Excerpts from an interface dataset
━━━━━━━━━━━━━━━━
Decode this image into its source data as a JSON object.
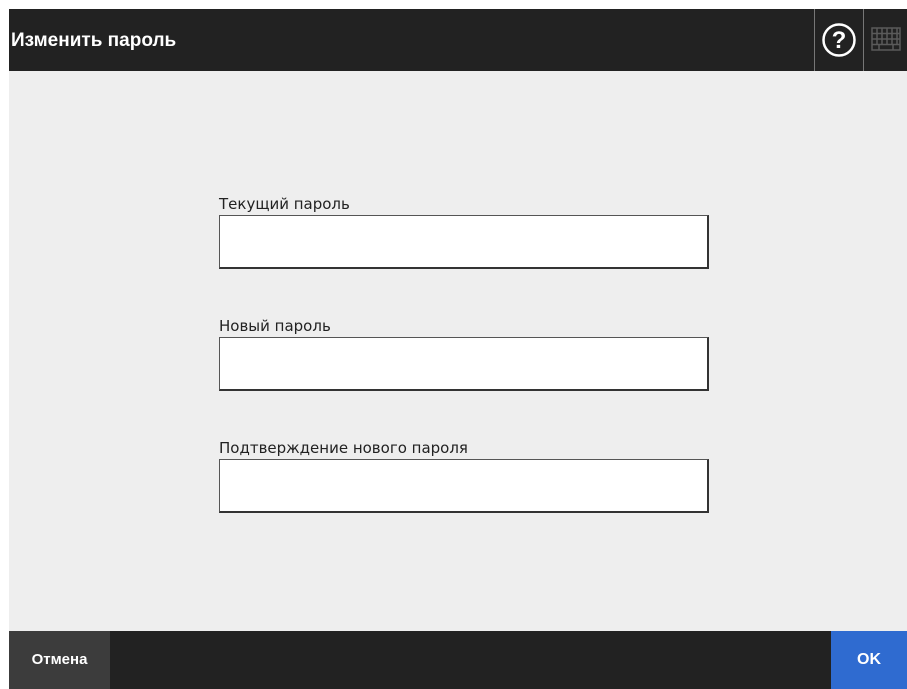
{
  "header": {
    "title": "Изменить пароль",
    "help_icon": "help-question-icon",
    "keyboard_icon": "keyboard-icon"
  },
  "form": {
    "current_password": {
      "label": "Текущий пароль",
      "value": ""
    },
    "new_password": {
      "label": "Новый пароль",
      "value": ""
    },
    "confirm_password": {
      "label": "Подтверждение нового пароля",
      "value": ""
    }
  },
  "footer": {
    "cancel_label": "Отмена",
    "ok_label": "OK"
  },
  "colors": {
    "header_bg": "#222222",
    "content_bg": "#eeeeee",
    "cancel_bg": "#3c3c3c",
    "ok_bg": "#2f6bd0"
  }
}
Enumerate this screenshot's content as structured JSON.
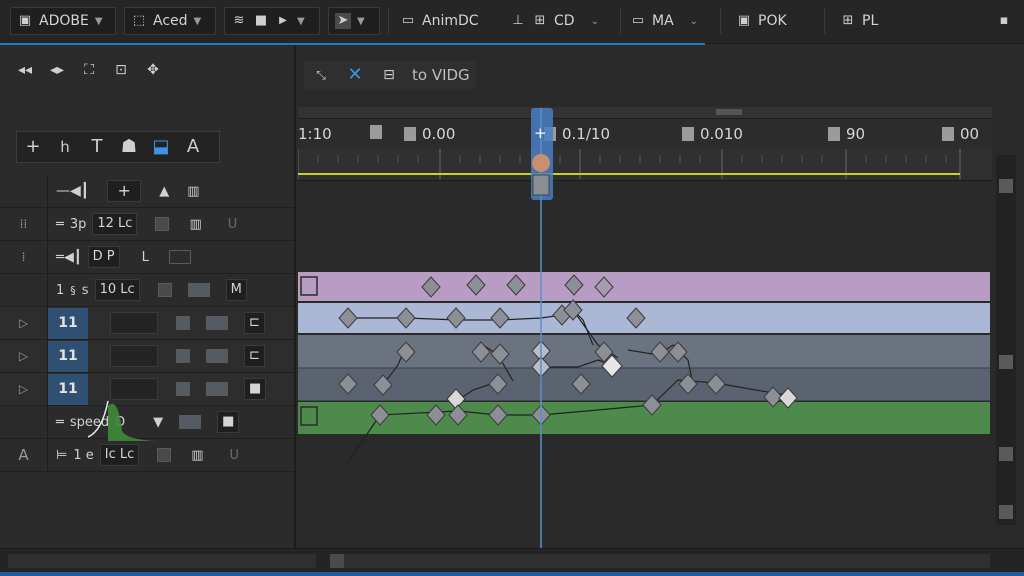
{
  "toolbar": {
    "group1": {
      "icon": "adobe-logo-icon",
      "label": "ADOBE"
    },
    "group2": {
      "icon": "frame-icon",
      "label": "Aced"
    },
    "group3": {
      "icon": "wifi-icon"
    },
    "group4": {
      "icon": "cursor-icon"
    },
    "group5": {
      "icon": "window-icon",
      "label": "AnimDC"
    },
    "group6": {
      "label": "CD"
    },
    "group7": {
      "label": "MA"
    },
    "group8": {
      "label": "POK"
    },
    "group9": {
      "label": "PL"
    }
  },
  "timeline_header": {
    "label": "to VIDG"
  },
  "ruler": {
    "labels": [
      "1:10",
      "0.00",
      "0.1/10",
      "0.010",
      "90",
      "00"
    ]
  },
  "layers": {
    "row1": {
      "speed": "3p",
      "value": "12 Lc"
    },
    "row2": {
      "value": "D P"
    },
    "row3": {
      "num": "1",
      "unit": "s",
      "value": "10 Lc"
    },
    "row4": {
      "num": "11"
    },
    "row5": {
      "num": "11"
    },
    "row6": {
      "num": "11"
    },
    "row7": {
      "label": "speed",
      "value": "D"
    },
    "row8": {
      "label": "1 e",
      "value": "Ic Lc"
    }
  },
  "colors": {
    "accent": "#2a74c4",
    "playhead": "#5a8fd0",
    "lavender_track": "#b89cc4",
    "blue_track": "#aab8d6",
    "gray_track": "#6c7380",
    "green_track": "#4e8a4c",
    "yellow_line": "#c8d02a"
  }
}
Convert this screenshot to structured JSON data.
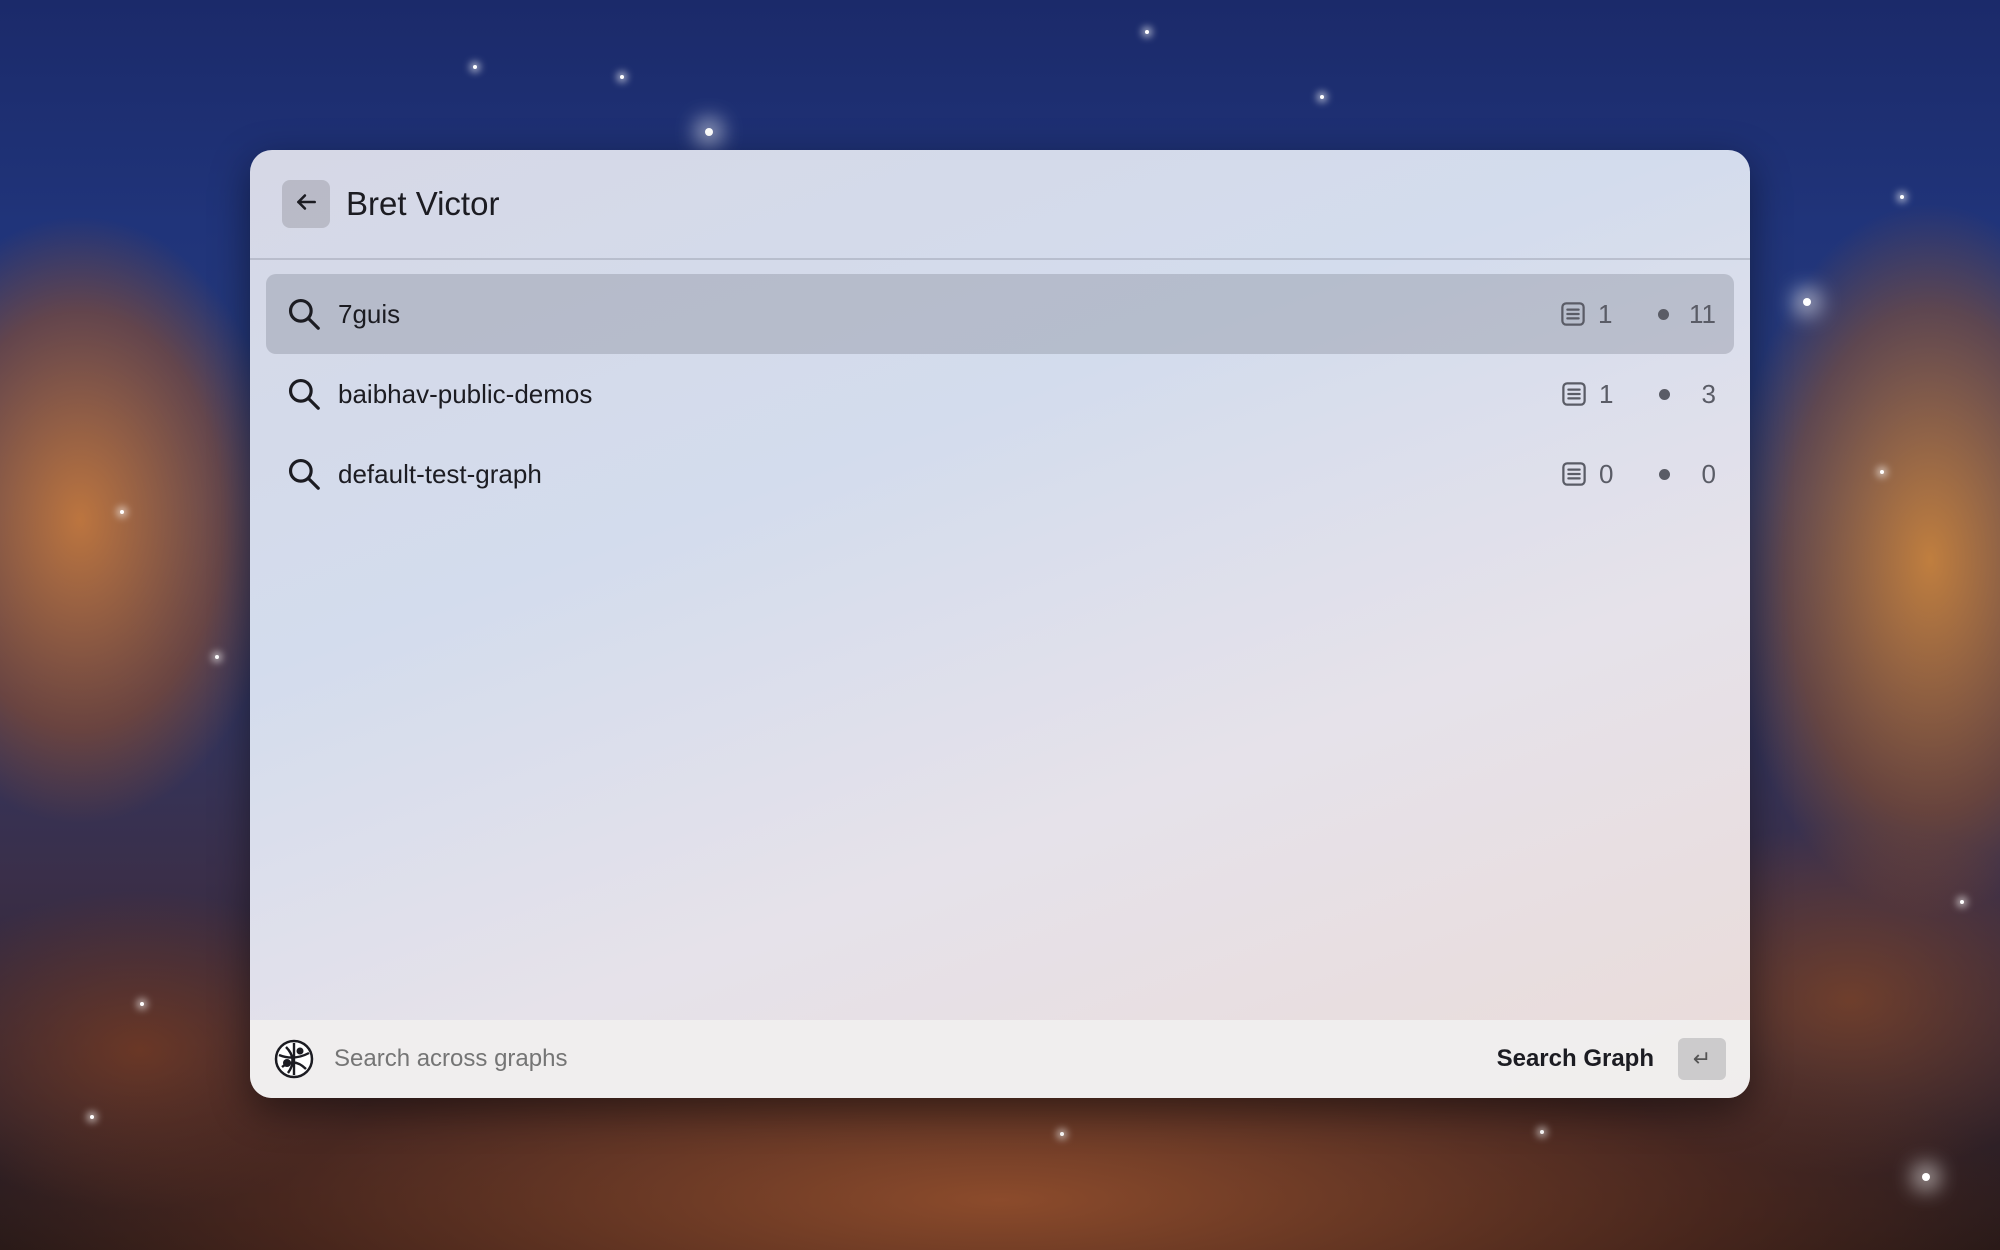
{
  "header": {
    "title": "Bret Victor",
    "back_icon": "arrow-left-icon"
  },
  "graphs": [
    {
      "name": "7guis",
      "docs": "1",
      "nodes": "11",
      "selected": true
    },
    {
      "name": "baibhav-public-demos",
      "docs": "1",
      "nodes": "3",
      "selected": false
    },
    {
      "name": "default-test-graph",
      "docs": "0",
      "nodes": "0",
      "selected": false
    }
  ],
  "footer": {
    "search_placeholder": "Search across graphs",
    "action_label": "Search Graph",
    "enter_key": "↵"
  },
  "colors": {
    "selected_row": "#a9adbb",
    "text": "#1c1c22",
    "muted": "#5a5c66"
  }
}
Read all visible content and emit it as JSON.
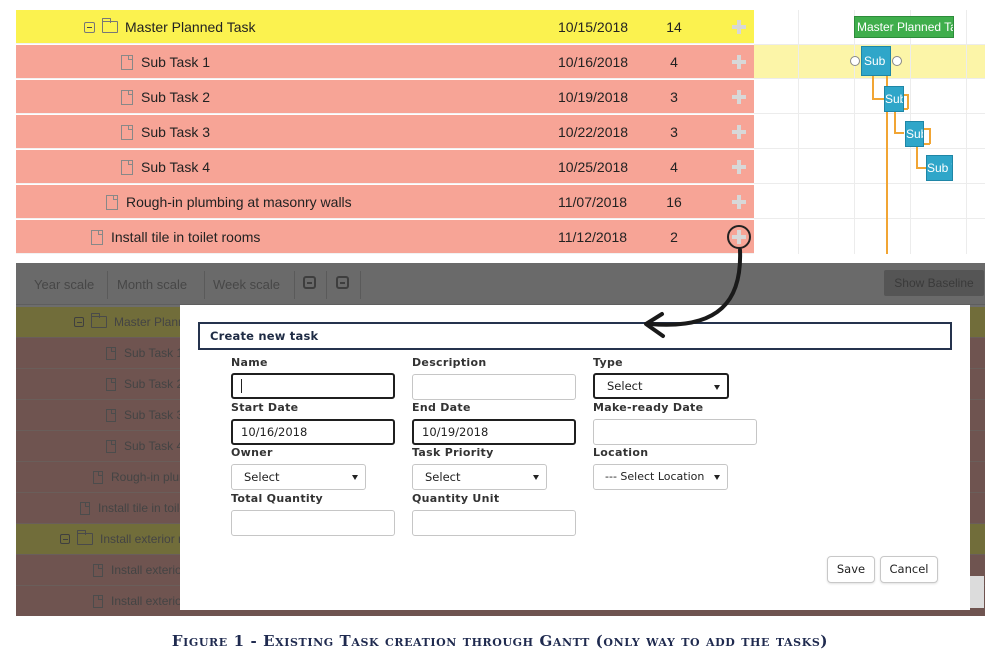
{
  "top_grid": {
    "rows": [
      {
        "name": "Master Planned Task",
        "date": "10/15/2018",
        "duration": "14"
      },
      {
        "name": "Sub Task 1",
        "date": "10/16/2018",
        "duration": "4"
      },
      {
        "name": "Sub Task 2",
        "date": "10/19/2018",
        "duration": "3"
      },
      {
        "name": "Sub Task 3",
        "date": "10/22/2018",
        "duration": "3"
      },
      {
        "name": "Sub Task 4",
        "date": "10/25/2018",
        "duration": "4"
      },
      {
        "name": "Rough-in plumbing at masonry walls",
        "date": "11/07/2018",
        "duration": "16"
      },
      {
        "name": "Install tile in toilet rooms",
        "date": "11/12/2018",
        "duration": "2"
      }
    ]
  },
  "top_gantt": {
    "bars": [
      "Master Planned Ta",
      "Sub",
      "Sub",
      "Sub",
      "Sub T"
    ]
  },
  "toolbar": {
    "year_scale": "Year scale",
    "month_scale": "Month scale",
    "week_scale": "Week scale",
    "show_baseline": "Show Baseline"
  },
  "background_rows": [
    "Master Planne",
    "Sub Task 1",
    "Sub Task 2",
    "Sub Task 3",
    "Sub Task 4",
    "Rough-in plun",
    "Install tile in toile",
    "Install exterior m",
    "Install exterio",
    "Install exterio"
  ],
  "modal": {
    "title": "Create new task",
    "name_label": "Name",
    "name_value": "",
    "description_label": "Description",
    "description_value": "",
    "type_label": "Type",
    "type_value": "Select",
    "start_date_label": "Start Date",
    "start_date_value": "10/16/2018",
    "end_date_label": "End Date",
    "end_date_value": "10/19/2018",
    "make_ready_label": "Make-ready Date",
    "make_ready_value": "",
    "owner_label": "Owner",
    "owner_value": "Select",
    "priority_label": "Task Priority",
    "priority_value": "Select",
    "location_label": "Location",
    "location_value": "--- Select Location",
    "total_qty_label": "Total Quantity",
    "total_qty_value": "",
    "qty_unit_label": "Quantity Unit",
    "qty_unit_value": "",
    "save_label": "Save",
    "cancel_label": "Cancel"
  },
  "caption": "Figure 1 - Existing Task creation through Gantt (only way to add the tasks)",
  "colors": {
    "master_row": "#fbf24f",
    "task_row": "#f7a496",
    "gantt_master_bar": "#3fae4c",
    "gantt_task_bar": "#2fa6c9",
    "gantt_link": "#f1a534",
    "caption": "#1f2a4f"
  }
}
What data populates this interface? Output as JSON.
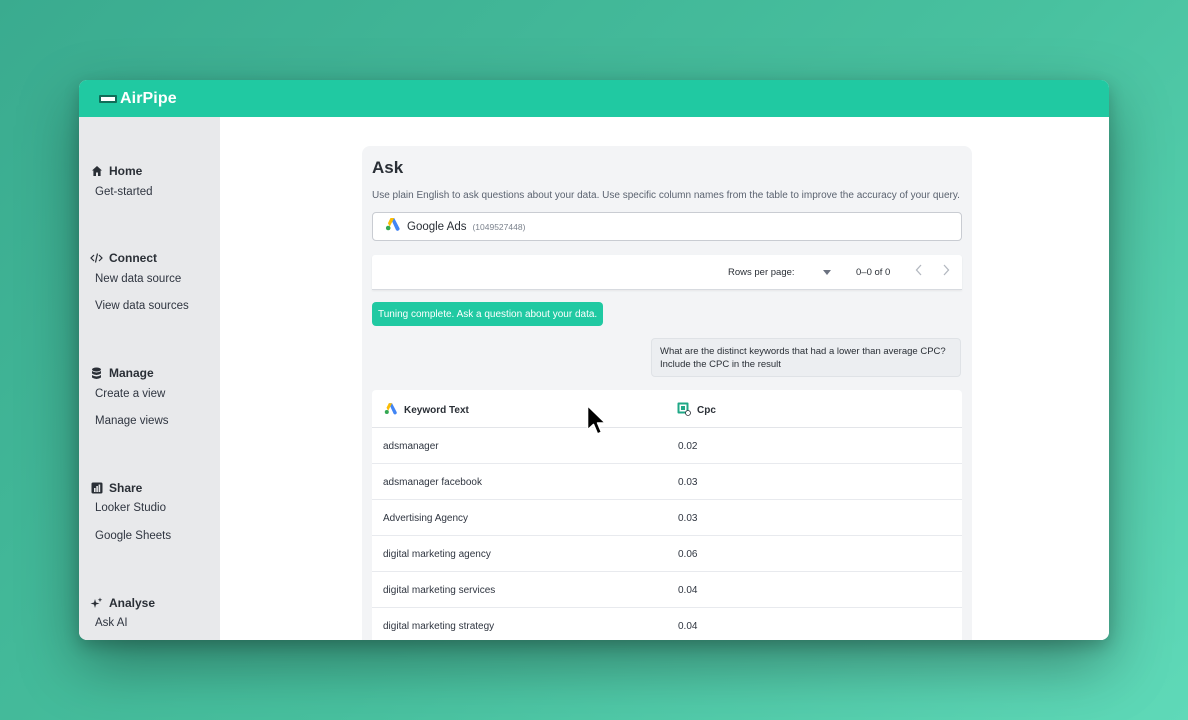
{
  "app": {
    "title": "AirPipe"
  },
  "sidebar": {
    "sections": [
      {
        "title": "Home",
        "icon": "home-icon",
        "items": [
          "Get-started"
        ]
      },
      {
        "title": "Connect",
        "icon": "code-icon",
        "items": [
          "New data source",
          "View data sources"
        ]
      },
      {
        "title": "Manage",
        "icon": "database-icon",
        "items": [
          "Create a view",
          "Manage views"
        ]
      },
      {
        "title": "Share",
        "icon": "bar-chart-icon",
        "items": [
          "Looker Studio",
          "Google Sheets"
        ]
      },
      {
        "title": "Analyse",
        "icon": "sparkle-icon",
        "items": [
          "Ask AI"
        ]
      }
    ]
  },
  "ask": {
    "title": "Ask",
    "description": "Use plain English to ask questions about your data. Use specific column names from the table to improve the accuracy of your query.",
    "source": {
      "name": "Google Ads",
      "account_id": "(1049527448)",
      "icon": "google-ads-icon"
    },
    "pager": {
      "rows_label": "Rows per page:",
      "range": "0–0 of 0"
    },
    "status_message": "Tuning complete. Ask a question about your data.",
    "question": "What are the distinct keywords that had a lower than average CPC? Include the CPC in the result"
  },
  "results": {
    "columns": [
      {
        "label": "Keyword Text",
        "icon": "google-ads-icon"
      },
      {
        "label": "Cpc",
        "icon": "calculated-field-icon"
      }
    ],
    "rows": [
      [
        "adsmanager",
        "0.02"
      ],
      [
        "adsmanager facebook",
        "0.03"
      ],
      [
        "Advertising Agency",
        "0.03"
      ],
      [
        "digital marketing agency",
        "0.06"
      ],
      [
        "digital marketing services",
        "0.04"
      ],
      [
        "digital marketing strategy",
        "0.04"
      ]
    ]
  },
  "colors": {
    "brand": "#20c9a2",
    "sidebar_bg": "#e8e9eb",
    "panel_bg": "#f3f4f6"
  }
}
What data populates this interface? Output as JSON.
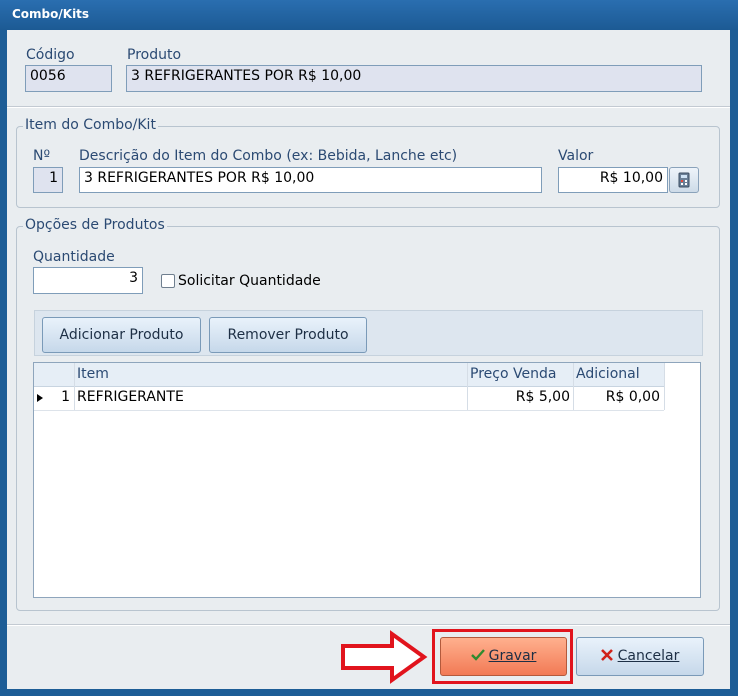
{
  "window": {
    "title": "Combo/Kits"
  },
  "header": {
    "codigo_label": "Código",
    "codigo_value": "0056",
    "produto_label": "Produto",
    "produto_value": "3 REFRIGERANTES POR R$ 10,00"
  },
  "item_group": {
    "title": "Item do Combo/Kit",
    "numero_label": "Nº",
    "numero_value": "1",
    "descricao_label": "Descrição do Item do Combo (ex: Bebida, Lanche etc)",
    "descricao_value": "3 REFRIGERANTES POR R$ 10,00",
    "valor_label": "Valor",
    "valor_value": "R$ 10,00",
    "calc_icon": "calculator-icon"
  },
  "options_group": {
    "title": "Opções de Produtos",
    "quantidade_label": "Quantidade",
    "quantidade_value": "3",
    "solicitar_label": "Solicitar Quantidade",
    "solicitar_checked": false,
    "add_button": "Adicionar Produto",
    "remove_button": "Remover Produto",
    "table": {
      "columns": [
        "Item",
        "Preço Venda",
        "Adicional"
      ],
      "rows": [
        {
          "num": "1",
          "item": "REFRIGERANTE",
          "preco": "R$ 5,00",
          "adicional": "R$ 0,00"
        }
      ]
    }
  },
  "footer": {
    "gravar_label": "Gravar",
    "cancelar_label": "Cancelar",
    "gravar_icon": "check-icon",
    "cancelar_icon": "x-icon",
    "arrow_icon": "arrow-right-icon",
    "highlight_color": "#e1141d"
  }
}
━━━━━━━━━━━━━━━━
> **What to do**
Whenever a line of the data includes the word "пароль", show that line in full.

> **Your solution**
    "title": "Изменить пароль",
      "label": "Текущий пароль",
      "label": "Новый пароль",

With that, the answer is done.